- They are licensed, bonded, and insured.
- They have extensive experience specifically with quartz installs.
- They will handle securing the material and provide a total turnkey estimate.
- They offer a workmanship warranty. Multiple years of coverage is ideal for peace of mind.
Read reviews and ask for referrals to view past quartz installation projects. And remember the lowest bid doesn’t necessarily mean best value if the workmanship is subpar. Investing in an experienced local quartz pro is worth the cost for beautiful results you’ll enjoy for decades.
FAQs about Quartz Countertop Costs
Here are answers to some of the most common questions homeowners have about the cost of quartz counters:
Does thickness affect quartz countertop price?
Yes, thicker slabs that are 2 centimeters (CM) or 3 CM cost 20%-30% more than a standard 1.2 CM thickness. Thicker quartz provides more durability and visual mass. But for residential settings, 1.2 CM often suffices.
Is installation of quartz countertops included in the price?
Some quartz manufacturers and retailers include professional installation in the total quote. But usually the slab materials and labor for installation are quoted separately. Be sure to verify what exactly is covered in any all-inclusive estimate.
Is quartz more expensive than granite?
On average, mid-range quartz and mid-range granite cost about the same – between $60-$80 per square foot installed. Luxury high-end granite can get pricier than premium quartz. And low-end granite is a bit cheaper than budget quartz options.
Can you get quartz countertops for cheaper by doing install yourself?
You can save about 50% on installation costs by doing a DIY quartz install. But keep in mind this is precarious work. If the slabs crack or chip during the process, you’ll have to pay to replace them.
Should I expect to pay more for quartz patterns with lots of veins or bold designs?
Yes, dramatic vein patterns, bold colors like blacks and blues, and unique designs will increase the per square foot slab costs. Subtle white/cream solids and fine speckled finishes are most affordable.
How much overhang should I allow for with a quartz countertop installation?
An overhang of 1/4″ to 1/2″ beyond the edge of the cabinetry frame is typical. Anything wider than 1″ is generally not recommended without added support due to risk of the quartz cracking over time.
Installing quartz countertops can instantly elevate the style and functionality of your kitchen or bathrooms. With the wide range of colors, patterns, and textures available, it’s easy to find a look you’ll love while staying within your budget.

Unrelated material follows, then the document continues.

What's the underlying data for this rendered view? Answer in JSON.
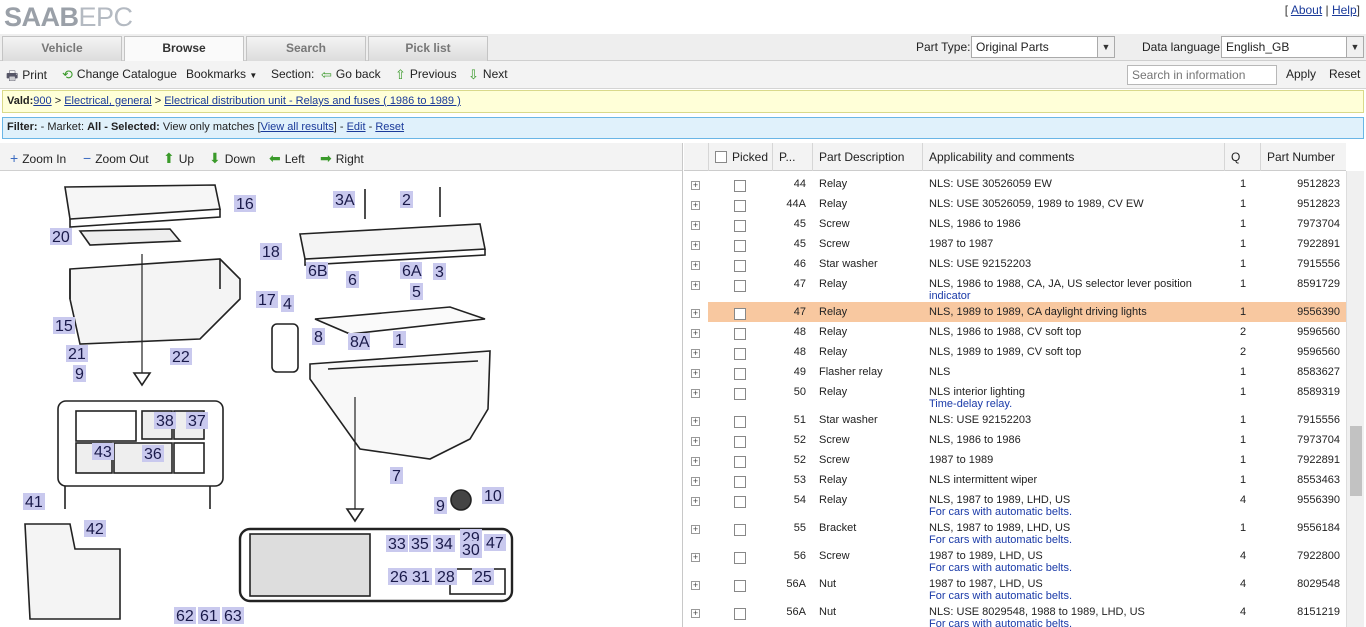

Use the typical per square foot costs outlined here for the most accurate estimates when planning your next quartz countertop installation project.